> **Data to examine**:
§ §

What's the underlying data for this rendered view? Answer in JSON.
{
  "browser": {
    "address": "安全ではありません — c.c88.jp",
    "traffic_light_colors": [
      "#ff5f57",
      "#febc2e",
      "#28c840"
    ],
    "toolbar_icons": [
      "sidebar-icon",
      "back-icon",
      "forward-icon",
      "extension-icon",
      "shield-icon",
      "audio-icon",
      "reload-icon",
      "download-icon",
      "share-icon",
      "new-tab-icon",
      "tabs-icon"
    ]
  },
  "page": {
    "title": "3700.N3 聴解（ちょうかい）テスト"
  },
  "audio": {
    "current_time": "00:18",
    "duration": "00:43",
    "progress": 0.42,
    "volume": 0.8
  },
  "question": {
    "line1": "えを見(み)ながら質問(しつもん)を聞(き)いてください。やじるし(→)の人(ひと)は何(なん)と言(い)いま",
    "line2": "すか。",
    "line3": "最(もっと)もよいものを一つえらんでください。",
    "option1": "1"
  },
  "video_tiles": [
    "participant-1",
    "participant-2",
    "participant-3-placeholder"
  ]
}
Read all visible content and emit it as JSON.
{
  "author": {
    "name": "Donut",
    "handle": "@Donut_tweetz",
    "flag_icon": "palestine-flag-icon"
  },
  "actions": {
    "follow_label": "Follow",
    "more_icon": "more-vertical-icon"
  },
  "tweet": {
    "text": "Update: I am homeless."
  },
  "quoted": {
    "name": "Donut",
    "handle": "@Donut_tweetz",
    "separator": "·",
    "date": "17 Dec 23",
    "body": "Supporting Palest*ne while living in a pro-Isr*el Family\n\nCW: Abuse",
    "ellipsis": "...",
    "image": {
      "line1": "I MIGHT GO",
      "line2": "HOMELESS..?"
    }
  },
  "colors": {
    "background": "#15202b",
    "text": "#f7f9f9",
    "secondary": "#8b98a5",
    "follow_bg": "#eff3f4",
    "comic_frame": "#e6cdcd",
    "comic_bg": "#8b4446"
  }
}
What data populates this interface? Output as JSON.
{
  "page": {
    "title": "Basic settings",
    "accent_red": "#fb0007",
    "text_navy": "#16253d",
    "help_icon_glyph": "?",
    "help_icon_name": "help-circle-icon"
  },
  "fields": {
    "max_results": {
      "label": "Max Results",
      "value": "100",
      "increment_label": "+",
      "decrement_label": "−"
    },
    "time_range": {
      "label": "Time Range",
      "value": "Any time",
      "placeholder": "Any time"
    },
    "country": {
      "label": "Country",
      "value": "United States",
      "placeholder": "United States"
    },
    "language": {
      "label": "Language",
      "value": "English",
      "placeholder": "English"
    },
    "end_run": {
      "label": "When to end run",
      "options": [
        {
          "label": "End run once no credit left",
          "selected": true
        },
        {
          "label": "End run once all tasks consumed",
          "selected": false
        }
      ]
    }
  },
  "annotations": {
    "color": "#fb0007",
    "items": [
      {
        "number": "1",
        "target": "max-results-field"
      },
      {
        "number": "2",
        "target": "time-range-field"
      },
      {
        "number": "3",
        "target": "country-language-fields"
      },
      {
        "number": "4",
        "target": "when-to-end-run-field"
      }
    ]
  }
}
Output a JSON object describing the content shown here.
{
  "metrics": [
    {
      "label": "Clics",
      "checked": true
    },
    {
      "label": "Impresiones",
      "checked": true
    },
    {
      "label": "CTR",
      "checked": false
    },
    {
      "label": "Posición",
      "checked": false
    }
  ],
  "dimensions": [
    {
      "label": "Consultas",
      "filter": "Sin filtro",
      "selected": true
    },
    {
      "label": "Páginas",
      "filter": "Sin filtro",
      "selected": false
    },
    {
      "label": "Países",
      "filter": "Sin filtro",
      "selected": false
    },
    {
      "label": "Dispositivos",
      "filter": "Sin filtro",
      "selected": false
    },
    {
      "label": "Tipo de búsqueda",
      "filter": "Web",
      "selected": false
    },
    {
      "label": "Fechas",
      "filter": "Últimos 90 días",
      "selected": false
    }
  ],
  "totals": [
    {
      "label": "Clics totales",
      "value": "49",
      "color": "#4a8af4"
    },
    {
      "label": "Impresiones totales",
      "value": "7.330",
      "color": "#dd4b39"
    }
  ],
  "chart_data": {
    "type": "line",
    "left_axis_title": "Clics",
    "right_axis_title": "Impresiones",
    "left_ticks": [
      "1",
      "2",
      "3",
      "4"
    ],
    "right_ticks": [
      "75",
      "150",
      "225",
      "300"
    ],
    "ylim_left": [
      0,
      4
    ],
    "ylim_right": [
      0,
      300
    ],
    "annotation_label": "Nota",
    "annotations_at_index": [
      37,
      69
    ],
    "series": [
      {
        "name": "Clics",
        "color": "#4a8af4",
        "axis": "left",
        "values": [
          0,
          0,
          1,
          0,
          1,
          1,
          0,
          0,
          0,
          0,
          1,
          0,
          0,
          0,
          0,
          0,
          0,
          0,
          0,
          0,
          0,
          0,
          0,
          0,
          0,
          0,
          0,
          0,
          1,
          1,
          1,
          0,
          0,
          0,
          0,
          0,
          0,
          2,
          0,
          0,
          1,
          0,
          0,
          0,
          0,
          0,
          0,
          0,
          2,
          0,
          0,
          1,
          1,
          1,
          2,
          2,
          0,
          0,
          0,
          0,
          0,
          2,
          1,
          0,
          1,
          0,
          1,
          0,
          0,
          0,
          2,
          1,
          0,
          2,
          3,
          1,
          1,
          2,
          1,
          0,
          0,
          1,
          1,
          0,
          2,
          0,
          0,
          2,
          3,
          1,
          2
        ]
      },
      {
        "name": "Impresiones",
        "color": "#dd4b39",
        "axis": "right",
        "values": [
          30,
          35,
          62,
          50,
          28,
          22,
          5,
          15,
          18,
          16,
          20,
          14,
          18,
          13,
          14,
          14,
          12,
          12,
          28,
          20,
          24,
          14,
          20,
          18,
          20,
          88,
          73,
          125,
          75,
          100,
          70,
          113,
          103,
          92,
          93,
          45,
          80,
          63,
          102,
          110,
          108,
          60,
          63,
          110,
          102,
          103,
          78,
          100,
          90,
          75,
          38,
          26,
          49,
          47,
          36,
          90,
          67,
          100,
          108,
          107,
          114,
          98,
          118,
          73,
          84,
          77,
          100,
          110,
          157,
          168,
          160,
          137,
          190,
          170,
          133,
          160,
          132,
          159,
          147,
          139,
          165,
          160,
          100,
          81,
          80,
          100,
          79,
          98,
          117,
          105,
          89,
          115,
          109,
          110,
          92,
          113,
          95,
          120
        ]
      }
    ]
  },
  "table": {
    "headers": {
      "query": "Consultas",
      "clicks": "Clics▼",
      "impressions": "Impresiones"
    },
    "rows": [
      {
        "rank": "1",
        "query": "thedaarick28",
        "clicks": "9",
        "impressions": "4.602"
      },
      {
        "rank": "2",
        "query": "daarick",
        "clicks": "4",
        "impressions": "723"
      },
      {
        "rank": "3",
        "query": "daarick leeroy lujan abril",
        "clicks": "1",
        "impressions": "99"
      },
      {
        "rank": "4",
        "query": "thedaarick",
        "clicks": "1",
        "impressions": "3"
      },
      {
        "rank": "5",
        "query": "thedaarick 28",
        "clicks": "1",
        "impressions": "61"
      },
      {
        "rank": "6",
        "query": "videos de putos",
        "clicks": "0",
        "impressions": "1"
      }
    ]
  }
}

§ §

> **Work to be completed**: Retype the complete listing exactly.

> **Result of this exercise**:
What's the underlying data for this rendered view? Answer in JSON.
{
  "browser": {
    "address": "安全ではありません — c.c88.jp",
    "traffic_light_colors": [
      "#ff5f57",
      "#febc2e",
      "#28c840"
    ],
    "toolbar_icons": [
      "sidebar-icon",
      "back-icon",
      "forward-icon",
      "extension-icon",
      "shield-icon",
      "audio-icon",
      "reload-icon",
      "download-icon",
      "share-icon",
      "new-tab-icon",
      "tabs-icon"
    ]
  },
  "page": {
    "title": "3700.N3 聴解（ちょうかい）テスト"
  },
  "audio": {
    "current_time": "00:18",
    "duration": "00:43",
    "progress": 0.42,
    "volume": 0.8
  },
  "question": {
    "line1": "えを見(み)ながら質問(しつもん)を聞(き)いてください。やじるし(→)の人(ひと)は何(なん)と言(い)いま",
    "line2": "すか。",
    "line3": "最(もっと)もよいものを一つえらんでください。",
    "option1": "1"
  },
  "video_tiles": [
    "participant-1",
    "participant-2",
    "participant-3-placeholder"
  ]
}
Read all visible content and emit it as JSON.
{
  "author": {
    "name": "Donut",
    "handle": "@Donut_tweetz",
    "flag_icon": "palestine-flag-icon"
  },
  "actions": {
    "follow_label": "Follow",
    "more_icon": "more-vertical-icon"
  },
  "tweet": {
    "text": "Update: I am homeless."
  },
  "quoted": {
    "name": "Donut",
    "handle": "@Donut_tweetz",
    "separator": "·",
    "date": "17 Dec 23",
    "body": "Supporting Palest*ne while living in a pro-Isr*el Family\n\nCW: Abuse",
    "ellipsis": "...",
    "image": {
      "line1": "I MIGHT GO",
      "line2": "HOMELESS..?"
    }
  },
  "colors": {
    "background": "#15202b",
    "text": "#f7f9f9",
    "secondary": "#8b98a5",
    "follow_bg": "#eff3f4",
    "comic_frame": "#e6cdcd",
    "comic_bg": "#8b4446"
  }
}
What data populates this interface? Output as JSON.
{
  "page": {
    "title": "Basic settings",
    "accent_red": "#fb0007",
    "text_navy": "#16253d",
    "help_icon_glyph": "?",
    "help_icon_name": "help-circle-icon"
  },
  "fields": {
    "max_results": {
      "label": "Max Results",
      "value": "100",
      "increment_label": "+",
      "decrement_label": "−"
    },
    "time_range": {
      "label": "Time Range",
      "value": "Any time",
      "placeholder": "Any time"
    },
    "country": {
      "label": "Country",
      "value": "United States",
      "placeholder": "United States"
    },
    "language": {
      "label": "Language",
      "value": "English",
      "placeholder": "English"
    },
    "end_run": {
      "label": "When to end run",
      "options": [
        {
          "label": "End run once no credit left",
          "selected": true
        },
        {
          "label": "End run once all tasks consumed",
          "selected": false
        }
      ]
    }
  },
  "annotations": {
    "color": "#fb0007",
    "items": [
      {
        "number": "1",
        "target": "max-results-field"
      },
      {
        "number": "2",
        "target": "time-range-field"
      },
      {
        "number": "3",
        "target": "country-language-fields"
      },
      {
        "number": "4",
        "target": "when-to-end-run-field"
      }
    ]
  }
}
Output a JSON object describing the content shown here.
{
  "metrics": [
    {
      "label": "Clics",
      "checked": true
    },
    {
      "label": "Impresiones",
      "checked": true
    },
    {
      "label": "CTR",
      "checked": false
    },
    {
      "label": "Posición",
      "checked": false
    }
  ],
  "dimensions": [
    {
      "label": "Consultas",
      "filter": "Sin filtro",
      "selected": true
    },
    {
      "label": "Páginas",
      "filter": "Sin filtro",
      "selected": false
    },
    {
      "label": "Países",
      "filter": "Sin filtro",
      "selected": false
    },
    {
      "label": "Dispositivos",
      "filter": "Sin filtro",
      "selected": false
    },
    {
      "label": "Tipo de búsqueda",
      "filter": "Web",
      "selected": false
    },
    {
      "label": "Fechas",
      "filter": "Últimos 90 días",
      "selected": false
    }
  ],
  "totals": [
    {
      "label": "Clics totales",
      "value": "49",
      "color": "#4a8af4"
    },
    {
      "label": "Impresiones totales",
      "value": "7.330",
      "color": "#dd4b39"
    }
  ],
  "chart_data": {
    "type": "line",
    "left_axis_title": "Clics",
    "right_axis_title": "Impresiones",
    "left_ticks": [
      "1",
      "2",
      "3",
      "4"
    ],
    "right_ticks": [
      "75",
      "150",
      "225",
      "300"
    ],
    "ylim_left": [
      0,
      4
    ],
    "ylim_right": [
      0,
      300
    ],
    "annotation_label": "Nota",
    "annotations_at_index": [
      37,
      69
    ],
    "series": [
      {
        "name": "Clics",
        "color": "#4a8af4",
        "axis": "left",
        "values": [
          0,
          0,
          1,
          0,
          1,
          1,
          0,
          0,
          0,
          0,
          1,
          0,
          0,
          0,
          0,
          0,
          0,
          0,
          0,
          0,
          0,
          0,
          0,
          0,
          0,
          0,
          0,
          0,
          1,
          1,
          1,
          0,
          0,
          0,
          0,
          0,
          0,
          2,
          0,
          0,
          1,
          0,
          0,
          0,
          0,
          0,
          0,
          0,
          2,
          0,
          0,
          1,
          1,
          1,
          2,
          2,
          0,
          0,
          0,
          0,
          0,
          2,
          1,
          0,
          1,
          0,
          1,
          0,
          0,
          0,
          2,
          1,
          0,
          2,
          3,
          1,
          1,
          2,
          1,
          0,
          0,
          1,
          1,
          0,
          2,
          0,
          0,
          2,
          3,
          1,
          2
        ]
      },
      {
        "name": "Impresiones",
        "color": "#dd4b39",
        "axis": "right",
        "values": [
          30,
          35,
          62,
          50,
          28,
          22,
          5,
          15,
          18,
          16,
          20,
          14,
          18,
          13,
          14,
          14,
          12,
          12,
          28,
          20,
          24,
          14,
          20,
          18,
          20,
          88,
          73,
          125,
          75,
          100,
          70,
          113,
          103,
          92,
          93,
          45,
          80,
          63,
          102,
          110,
          108,
          60,
          63,
          110,
          102,
          103,
          78,
          100,
          90,
          75,
          38,
          26,
          49,
          47,
          36,
          90,
          67,
          100,
          108,
          107,
          114,
          98,
          118,
          73,
          84,
          77,
          100,
          110,
          157,
          168,
          160,
          137,
          190,
          170,
          133,
          160,
          132,
          159,
          147,
          139,
          165,
          160,
          100,
          81,
          80,
          100,
          79,
          98,
          117,
          105,
          89,
          115,
          109,
          110,
          92,
          113,
          95,
          120
        ]
      }
    ]
  },
  "table": {
    "headers": {
      "query": "Consultas",
      "clicks": "Clics▼",
      "impressions": "Impresiones"
    },
    "rows": [
      {
        "rank": "1",
        "query": "thedaarick28",
        "clicks": "9",
        "impressions": "4.602"
      },
      {
        "rank": "2",
        "query": "daarick",
        "clicks": "4",
        "impressions": "723"
      },
      {
        "rank": "3",
        "query": "daarick leeroy lujan abril",
        "clicks": "1",
        "impressions": "99"
      },
      {
        "rank": "4",
        "query": "thedaarick",
        "clicks": "1",
        "impressions": "3"
      },
      {
        "rank": "5",
        "query": "thedaarick 28",
        "clicks": "1",
        "impressions": "61"
      },
      {
        "rank": "6",
        "query": "videos de putos",
        "clicks": "0",
        "impressions": "1"
      }
    ]
  }
}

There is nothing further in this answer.